If the toaster had a shade selector, a built in camera and was factory color calibrated, then no matter what I stuck in the toaster it would come out that color (or hit some global MAX_TOASTING_TIME) .
Good software engineers design robustly without increasing the problem domain (much).
Simply hook your control logic to measures of radiant heat, rather than time.
Thankfully, I inherited my grandmother's 1960s Sunbeam toaster , which still makes perfect toast to this day.
It's nice to have things from before we unlearned how to make them.
 This one, specifically: https://www.ebay.com/itm/Sunbeam-Vista-Radiant-Temperature-C...
* Twee nostalgia for technology of yester-year annoys me; I feel the same way about people who preach about the technical superiority of safety razors and vinyl records.
As for the body, I can report that as of this morning it's within the thermal range of a full-load MBP.
I see the shock hazard as a learning opportunity. Maybe I'm old fashioned, but "Don't stick fingers / metal objects into the internals of electrical devices" seems like solid life wisdom.
Thankfully, I was shielded from the price, but quality costs money. In return, you get a lifetime (or more) of service. You may optimize differently.
And as a final note, there is no toast "ejection." To do so with such violence would be crass and disruptive to my morning calm.
My toast instead gently and incrementally rises to a comfortable removal height, while a chorus of angels sings in the background. Truly an elegant toast maker, from a more civilized age. /Twee
PS: I'm also happy to wax on the benefits of my daily driver 1940s Gillette Super Speed safety razor.
Who wants a toaster that can't handle thick cut bread or bagels in the 21st century?
And it's not just California. You couldn't get UL approval for such a toaster today, so it would not be sold anywhere.
These old toasters cost the equivalent of $235 in today's dollars. (~$23 in 1949) Of course if you buy a $200 toaster today, it would be a marvel of technology. Nobody buys $200 toasters though, you can get a crappy one for $15 and that's what people buy, so any comparisons between today and yesterday are unfair. Compare like price with like price.
I don't think they have the features of the Sunbeam though. If there is a model that does, I'd like to know about it since it sounds brilliant.
...which would fail on dark breads like pumpernickel or be confused by marbled or cinnamon swirl breads.

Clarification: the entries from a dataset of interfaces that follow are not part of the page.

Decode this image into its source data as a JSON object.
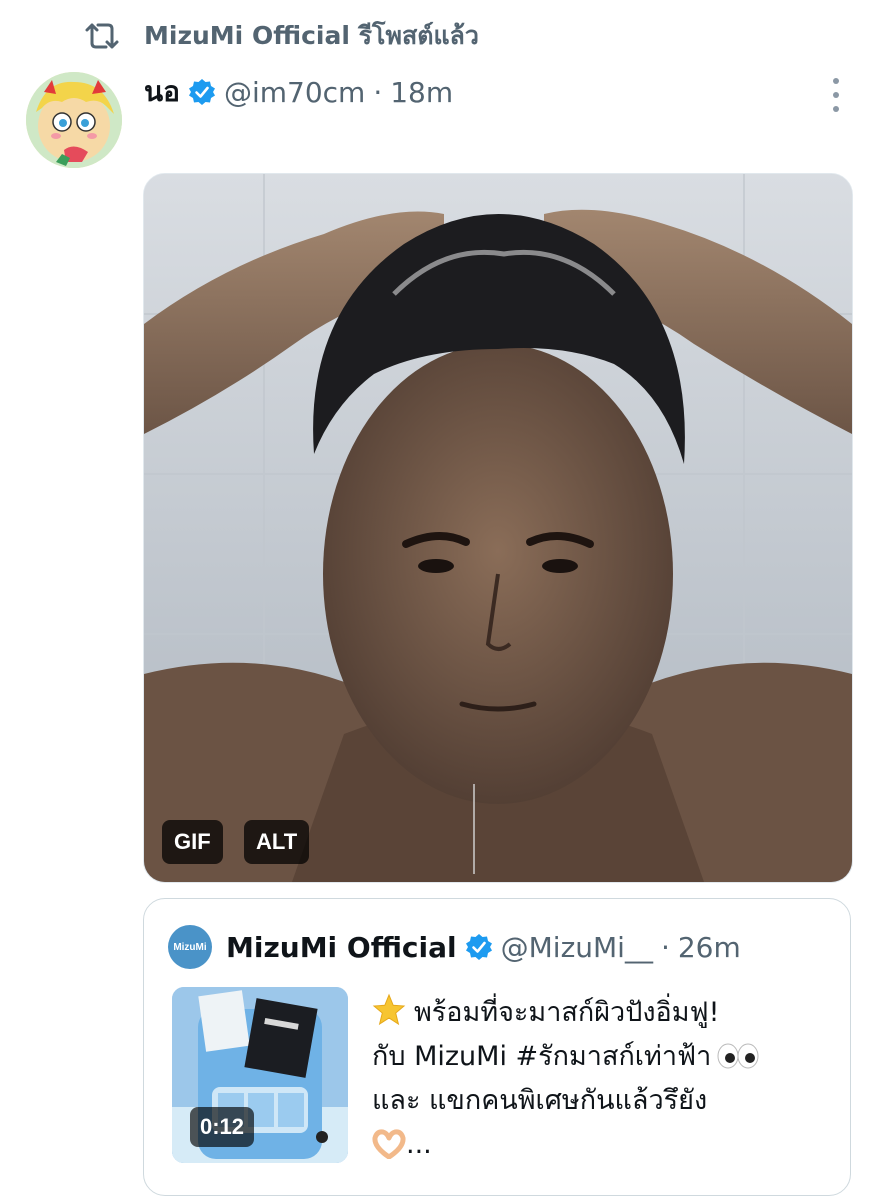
{
  "repost": {
    "label": "MizuMi Official รีโพสต์แล้ว"
  },
  "post": {
    "display_name": "นอ",
    "handle": "@im70cm",
    "separator": "·",
    "time": "18m",
    "media": {
      "gif_label": "GIF",
      "alt_label": "ALT"
    }
  },
  "quote": {
    "logo_text": "MizuMi",
    "display_name": "MizuMi Official",
    "handle": "@MizuMi__",
    "separator": "·",
    "time": "26m",
    "duration": "0:12",
    "lines": [
      "พร้อมที่จะมาสก์ผิวปังอิ่มฟู!",
      "กับ MizuMi #รักมาสก์เท่าฟ้า",
      "และ แขกคนพิเศษกันแล้วรึยัง",
      "..."
    ]
  },
  "icons": {
    "repost": "repost-icon",
    "verified": "verified-badge-icon",
    "more": "more-options-icon",
    "star": "star-emoji-icon",
    "eyes": "eyes-emoji-icon",
    "heart_hands": "heart-hands-emoji-icon"
  },
  "colors": {
    "verified": "#1d9bf0",
    "secondary_text": "#536471",
    "brand": "#4a93c8"
  }
}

I think this points out the challenges of "Just make me a simple X" that business and product folks always initiate with, hoping to get the cheapest solution.
Then they wonder why it fails in every way except the ones they explicitly said during design/coding and why there is a long tail of updates that often exceed the MVP...

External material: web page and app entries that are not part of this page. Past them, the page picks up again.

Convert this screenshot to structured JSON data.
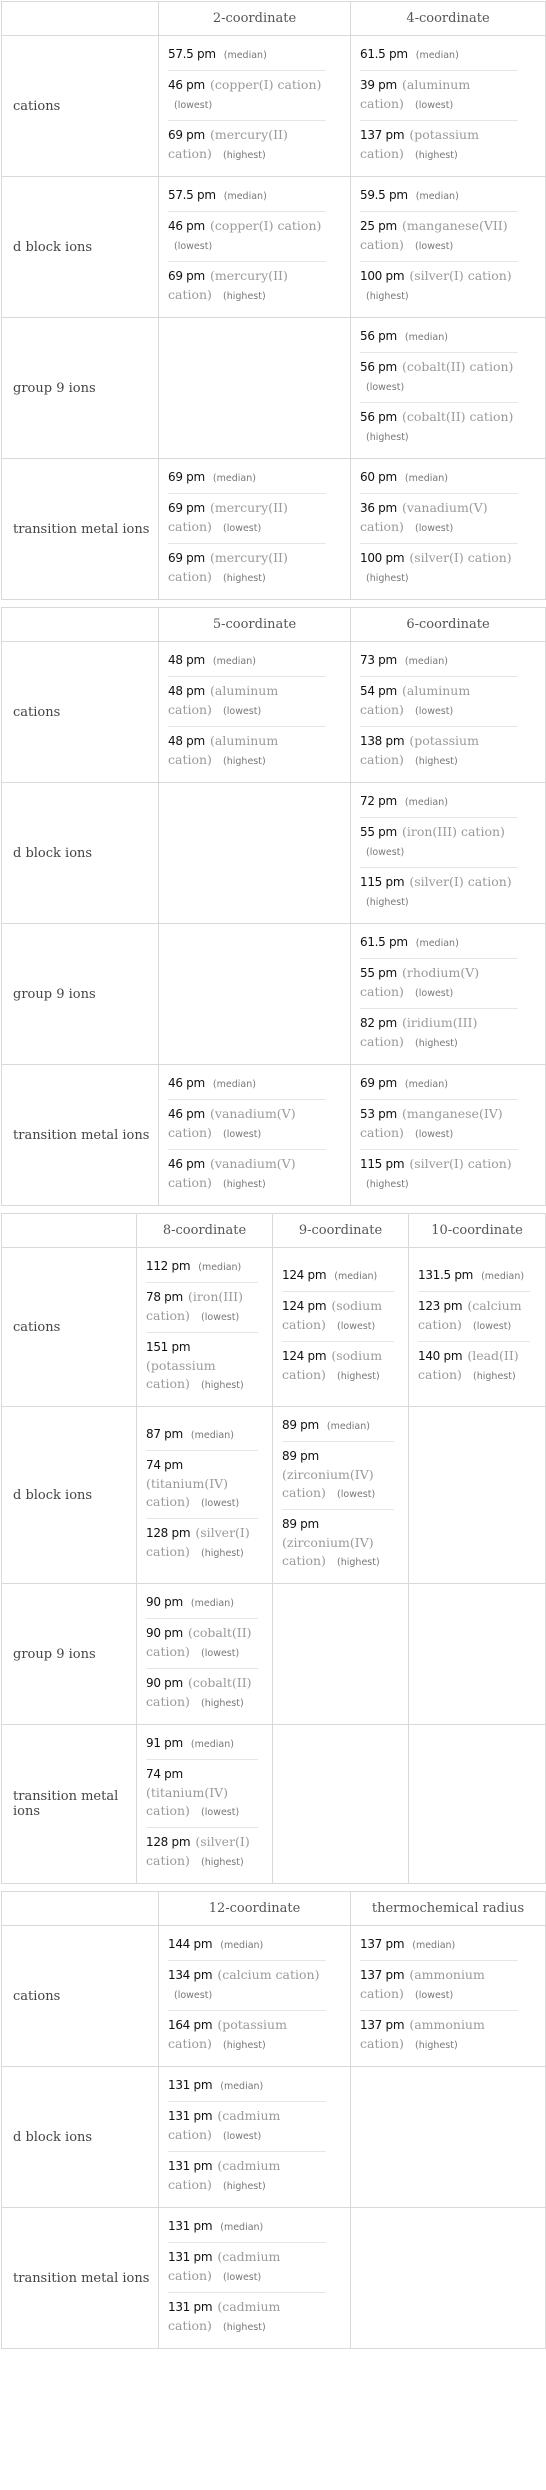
{
  "tables": [
    {
      "columns": [
        "2-coordinate",
        "4-coordinate"
      ],
      "rows": [
        {
          "label": "cations",
          "cells": [
            {
              "median": "57.5 pm",
              "lowest": {
                "value": "46 pm",
                "ion": "(copper(I) cation)"
              },
              "highest": {
                "value": "69 pm",
                "ion": "(mercury(II) cation)"
              }
            },
            {
              "median": "61.5 pm",
              "lowest": {
                "value": "39 pm",
                "ion": "(aluminum cation)"
              },
              "highest": {
                "value": "137 pm",
                "ion": "(potassium cation)"
              }
            }
          ]
        },
        {
          "label": "d block ions",
          "cells": [
            {
              "median": "57.5 pm",
              "lowest": {
                "value": "46 pm",
                "ion": "(copper(I) cation)"
              },
              "highest": {
                "value": "69 pm",
                "ion": "(mercury(II) cation)"
              }
            },
            {
              "median": "59.5 pm",
              "lowest": {
                "value": "25 pm",
                "ion": "(manganese(VII) cation)"
              },
              "highest": {
                "value": "100 pm",
                "ion": "(silver(I) cation)"
              }
            }
          ]
        },
        {
          "label": "group 9 ions",
          "cells": [
            null,
            {
              "median": "56 pm",
              "lowest": {
                "value": "56 pm",
                "ion": "(cobalt(II) cation)"
              },
              "highest": {
                "value": "56 pm",
                "ion": "(cobalt(II) cation)"
              }
            }
          ]
        },
        {
          "label": "transition metal ions",
          "cells": [
            {
              "median": "69 pm",
              "lowest": {
                "value": "69 pm",
                "ion": "(mercury(II) cation)"
              },
              "highest": {
                "value": "69 pm",
                "ion": "(mercury(II) cation)"
              }
            },
            {
              "median": "60 pm",
              "lowest": {
                "value": "36 pm",
                "ion": "(vanadium(V) cation)"
              },
              "highest": {
                "value": "100 pm",
                "ion": "(silver(I) cation)"
              }
            }
          ]
        }
      ]
    },
    {
      "columns": [
        "5-coordinate",
        "6-coordinate"
      ],
      "rows": [
        {
          "label": "cations",
          "cells": [
            {
              "median": "48 pm",
              "lowest": {
                "value": "48 pm",
                "ion": "(aluminum cation)"
              },
              "highest": {
                "value": "48 pm",
                "ion": "(aluminum cation)"
              }
            },
            {
              "median": "73 pm",
              "lowest": {
                "value": "54 pm",
                "ion": "(aluminum cation)"
              },
              "highest": {
                "value": "138 pm",
                "ion": "(potassium cation)"
              }
            }
          ]
        },
        {
          "label": "d block ions",
          "cells": [
            null,
            {
              "median": "72 pm",
              "lowest": {
                "value": "55 pm",
                "ion": "(iron(III) cation)"
              },
              "highest": {
                "value": "115 pm",
                "ion": "(silver(I) cation)"
              }
            }
          ]
        },
        {
          "label": "group 9 ions",
          "cells": [
            null,
            {
              "median": "61.5 pm",
              "lowest": {
                "value": "55 pm",
                "ion": "(rhodium(V) cation)"
              },
              "highest": {
                "value": "82 pm",
                "ion": "(iridium(III) cation)"
              }
            }
          ]
        },
        {
          "label": "transition metal ions",
          "cells": [
            {
              "median": "46 pm",
              "lowest": {
                "value": "46 pm",
                "ion": "(vanadium(V) cation)"
              },
              "highest": {
                "value": "46 pm",
                "ion": "(vanadium(V) cation)"
              }
            },
            {
              "median": "69 pm",
              "lowest": {
                "value": "53 pm",
                "ion": "(manganese(IV) cation)"
              },
              "highest": {
                "value": "115 pm",
                "ion": "(silver(I) cation)"
              }
            }
          ]
        }
      ]
    },
    {
      "columns": [
        "8-coordinate",
        "9-coordinate",
        "10-coordinate"
      ],
      "rows": [
        {
          "label": "cations",
          "cells": [
            {
              "median": "112 pm",
              "lowest": {
                "value": "78 pm",
                "ion": "(iron(III) cation)"
              },
              "highest": {
                "value": "151 pm",
                "ion": "(potassium cation)"
              }
            },
            {
              "median": "124 pm",
              "lowest": {
                "value": "124 pm",
                "ion": "(sodium cation)"
              },
              "highest": {
                "value": "124 pm",
                "ion": "(sodium cation)"
              }
            },
            {
              "median": "131.5 pm",
              "lowest": {
                "value": "123 pm",
                "ion": "(calcium cation)"
              },
              "highest": {
                "value": "140 pm",
                "ion": "(lead(II) cation)"
              }
            }
          ]
        },
        {
          "label": "d block ions",
          "cells": [
            {
              "median": "87 pm",
              "lowest": {
                "value": "74 pm",
                "ion": "(titanium(IV) cation)"
              },
              "highest": {
                "value": "128 pm",
                "ion": "(silver(I) cation)"
              }
            },
            {
              "median": "89 pm",
              "lowest": {
                "value": "89 pm",
                "ion": "(zirconium(IV) cation)"
              },
              "highest": {
                "value": "89 pm",
                "ion": "(zirconium(IV) cation)"
              }
            },
            null
          ]
        },
        {
          "label": "group 9 ions",
          "cells": [
            {
              "median": "90 pm",
              "lowest": {
                "value": "90 pm",
                "ion": "(cobalt(II) cation)"
              },
              "highest": {
                "value": "90 pm",
                "ion": "(cobalt(II) cation)"
              }
            },
            null,
            null
          ]
        },
        {
          "label": "transition metal ions",
          "cells": [
            {
              "median": "91 pm",
              "lowest": {
                "value": "74 pm",
                "ion": "(titanium(IV) cation)"
              },
              "highest": {
                "value": "128 pm",
                "ion": "(silver(I) cation)"
              }
            },
            null,
            null
          ]
        }
      ]
    },
    {
      "columns": [
        "12-coordinate",
        "thermochemical radius"
      ],
      "rows": [
        {
          "label": "cations",
          "cells": [
            {
              "median": "144 pm",
              "lowest": {
                "value": "134 pm",
                "ion": "(calcium cation)"
              },
              "highest": {
                "value": "164 pm",
                "ion": "(potassium cation)"
              }
            },
            {
              "median": "137 pm",
              "lowest": {
                "value": "137 pm",
                "ion": "(ammonium cation)"
              },
              "highest": {
                "value": "137 pm",
                "ion": "(ammonium cation)"
              }
            }
          ]
        },
        {
          "label": "d block ions",
          "cells": [
            {
              "median": "131 pm",
              "lowest": {
                "value": "131 pm",
                "ion": "(cadmium cation)"
              },
              "highest": {
                "value": "131 pm",
                "ion": "(cadmium cation)"
              }
            },
            null
          ]
        },
        {
          "label": "transition metal ions",
          "cells": [
            {
              "median": "131 pm",
              "lowest": {
                "value": "131 pm",
                "ion": "(cadmium cation)"
              },
              "highest": {
                "value": "131 pm",
                "ion": "(cadmium cation)"
              }
            },
            null
          ]
        }
      ]
    }
  ],
  "labels": {
    "median": "(median)",
    "lowest": "(lowest)",
    "highest": "(highest)"
  }
}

Off with his head!
A four-bit microcontroller, or physical integrator, can evaluate radiative doneness much more reliably than a camera.
If I don't know the proper time in the microwave to heat a dish, I just let it run until it starts to smell right. The same strategy should work for toast.
This is a pretty cool toaster:
Who needs bimetallic anything when you have gas and fire. Keep it simple right?
For example, I had a physics problem and a computer science buddy was opposed to solving it ourselves. He insisted we needed an expert. When at worst it needed differential equations that ended up cancelling out. It wasn't a hard problem, it just took some effort.
Is this a rare experience? Or have other people found a reluctance of math in comp sci?
Today, computer science at my old school is part of liberal arts and differential equations isn’t listed anywhere on the curriculum.
Because many aren’t taught differential equations it’s hard to know what they can do, or how to use them so it’s easier to just get an expert.
I have not been able to discover which of those a Computer Science graduate is. By observation, a piler-on of frameworks, most usually. But some scientists and some engineers get CS certification, so you can't be sure, by the label.
1. microwave ovens became affordable, popular, and then discovered to be terrible for browning things, but so good at generally warming food that they became a smash hit.
2. toaster ovens were introduced, with two hardware controls instead of one (heat and time), which did an acceptable job of toasting but also handled lots of other small warming and browning tasks.
3. toasters came back as a nostalgic luxury good.
In all of these markets, the companies with more robust hardware capabilities were able to charge a premium, attract customer loyalty to their brands, and use the brand reputation to diversify to related kitchen goods.
Mark Twain wrote, "An engineer is a [person] who can do for a dime what any damn fool can do for a dollar." Adjusting for inflation, the engineer can do for a million dollars what any damn fool can do for a billion.